We recommend using a different font for headings and text. For example, you might use Arial or Tahoma bold for the headings and Times New Roman or Garamond plain for the text. Use tables to create plenty of white space to help the reader scan the document and reduce eye fatigue. We usually recommend making the line of text around two-thirds to three-quarters of the width of the page – short lines are easier to read and improve concentration. Use font sizes that are easy to read. We have seen people use 9 point Arial or even 9 point Arial Narrow in an effort to minimise the amount of pages used. This can only annoy the reader.
A four or five page well laid out document that is easy on the eye and leads the reader smoothly through the information is more effective than something crammed into two pages that makes it impossible to find anything and requires the reader to make a superhuman effort to deal with the information.
10. Is it likely to differentiate you significantly from the rest of the candidates?
This means that if you were to take your name from the top and replace it with someone else’s, would it make a difference? A CV should reflect your individuality, your unique achievements, your particular combination of skills, expertise, achievements and contributions. It should set you apart from the other applicants.
11. Is the language simple and straightforward?
The most persuasive writing is typically the easiest to read and understand. If your CV is full of jargon and technical terms or phrases that are only commonly used by a handful of people, the reader will reach their tolerance level much sooner than you want them to. I appreciate that some jargon is necessary. However there are two issues to consider.
Firstly, not every recruitment consultant or senior manager or Human Resources Manager will be as intimately familiar with the terms and jargon as someone who uses it all the time. Therefore, write for a somewhat broader audience than your colleagues or immediate manager. Someone once told me that they would not work for anyone who did not understand the technical side of the job as well as they did. They are still looking!
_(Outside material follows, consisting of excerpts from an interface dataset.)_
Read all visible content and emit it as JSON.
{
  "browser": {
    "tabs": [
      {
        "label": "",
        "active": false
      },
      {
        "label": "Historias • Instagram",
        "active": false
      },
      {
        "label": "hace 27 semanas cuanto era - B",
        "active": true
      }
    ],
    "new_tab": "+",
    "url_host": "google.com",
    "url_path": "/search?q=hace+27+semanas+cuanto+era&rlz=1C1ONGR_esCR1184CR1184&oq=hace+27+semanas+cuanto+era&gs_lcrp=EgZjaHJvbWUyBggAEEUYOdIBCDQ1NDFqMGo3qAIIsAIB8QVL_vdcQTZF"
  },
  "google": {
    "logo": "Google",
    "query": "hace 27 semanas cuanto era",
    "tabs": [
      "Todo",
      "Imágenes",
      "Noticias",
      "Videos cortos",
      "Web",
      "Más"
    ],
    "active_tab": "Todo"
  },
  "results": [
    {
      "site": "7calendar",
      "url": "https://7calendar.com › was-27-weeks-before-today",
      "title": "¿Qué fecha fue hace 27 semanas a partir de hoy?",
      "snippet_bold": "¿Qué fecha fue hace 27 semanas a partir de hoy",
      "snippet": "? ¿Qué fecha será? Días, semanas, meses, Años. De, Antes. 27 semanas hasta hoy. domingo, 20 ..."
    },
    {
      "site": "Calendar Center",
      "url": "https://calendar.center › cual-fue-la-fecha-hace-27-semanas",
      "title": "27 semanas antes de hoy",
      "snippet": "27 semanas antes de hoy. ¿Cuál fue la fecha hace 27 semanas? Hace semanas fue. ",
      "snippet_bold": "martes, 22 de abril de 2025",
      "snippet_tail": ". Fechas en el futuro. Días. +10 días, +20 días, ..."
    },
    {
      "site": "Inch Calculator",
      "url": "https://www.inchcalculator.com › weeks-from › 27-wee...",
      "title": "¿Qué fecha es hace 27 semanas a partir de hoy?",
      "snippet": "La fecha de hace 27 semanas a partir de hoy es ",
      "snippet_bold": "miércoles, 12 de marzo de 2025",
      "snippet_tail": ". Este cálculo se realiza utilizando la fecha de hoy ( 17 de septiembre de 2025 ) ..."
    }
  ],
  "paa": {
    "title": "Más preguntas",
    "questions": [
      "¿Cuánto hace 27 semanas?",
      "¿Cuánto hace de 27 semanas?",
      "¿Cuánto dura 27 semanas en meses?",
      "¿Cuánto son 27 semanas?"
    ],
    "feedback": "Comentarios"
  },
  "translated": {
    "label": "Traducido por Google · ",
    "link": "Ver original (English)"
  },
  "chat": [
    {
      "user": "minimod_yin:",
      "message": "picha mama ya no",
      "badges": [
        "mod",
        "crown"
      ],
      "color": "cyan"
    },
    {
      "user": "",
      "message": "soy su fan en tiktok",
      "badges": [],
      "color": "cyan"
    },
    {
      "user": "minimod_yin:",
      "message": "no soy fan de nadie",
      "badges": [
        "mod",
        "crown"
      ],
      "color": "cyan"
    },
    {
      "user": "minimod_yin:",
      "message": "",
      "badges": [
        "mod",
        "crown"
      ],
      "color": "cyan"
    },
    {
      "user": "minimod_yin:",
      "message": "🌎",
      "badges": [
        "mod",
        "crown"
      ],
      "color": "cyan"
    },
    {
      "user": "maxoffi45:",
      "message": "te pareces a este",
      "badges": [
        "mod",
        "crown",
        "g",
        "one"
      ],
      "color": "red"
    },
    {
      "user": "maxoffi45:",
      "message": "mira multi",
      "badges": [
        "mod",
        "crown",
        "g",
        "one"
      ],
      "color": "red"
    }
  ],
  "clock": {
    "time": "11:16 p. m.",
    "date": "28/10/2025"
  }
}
Secondly, an employer and recruitment consultant will want to know whether you understand the broader business implications of what you do, not just the terminology and technical aspects. By talking to them in more general business terms you create an impression that you understand more than your particular field of specialisation. This creates an even better impression that you might be a candidate for promotion in the future.
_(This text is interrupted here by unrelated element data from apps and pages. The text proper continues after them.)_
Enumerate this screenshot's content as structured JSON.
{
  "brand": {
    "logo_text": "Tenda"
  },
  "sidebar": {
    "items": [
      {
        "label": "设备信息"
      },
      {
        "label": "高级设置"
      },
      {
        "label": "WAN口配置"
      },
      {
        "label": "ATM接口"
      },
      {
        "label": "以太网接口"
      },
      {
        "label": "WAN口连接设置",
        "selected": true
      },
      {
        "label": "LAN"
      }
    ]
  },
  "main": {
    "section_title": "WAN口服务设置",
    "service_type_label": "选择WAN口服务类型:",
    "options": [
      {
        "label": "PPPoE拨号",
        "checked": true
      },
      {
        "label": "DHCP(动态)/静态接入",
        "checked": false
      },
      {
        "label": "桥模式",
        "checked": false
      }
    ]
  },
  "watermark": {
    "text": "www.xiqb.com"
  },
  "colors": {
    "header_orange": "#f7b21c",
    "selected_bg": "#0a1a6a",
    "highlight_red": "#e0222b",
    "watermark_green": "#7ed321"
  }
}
Some people have MBAs and other post graduate business or commerce qualifications. If you know someone who does, you may find something strange happens to their speech and writing patterns. The word “strategic” appears in every other sentence and twice in others. Perfectly adequate, simple terms and phrases become tortured and vague so that the reader has to read three times before they think they know what is being said. People are impressed by CV’s that express achievements and accountabilities in clear, concise, unambiguous, direct, active terms.
12. Does it criticise your employers?
Hands up anyone who has ever worked for an organisation or a boss they didn’t like or who made dumb decisions or who treated people badly or who were incompetent and so on. Make absolutely sure there is no criticism, even implied, of your current or former employers in your CV, justified or not.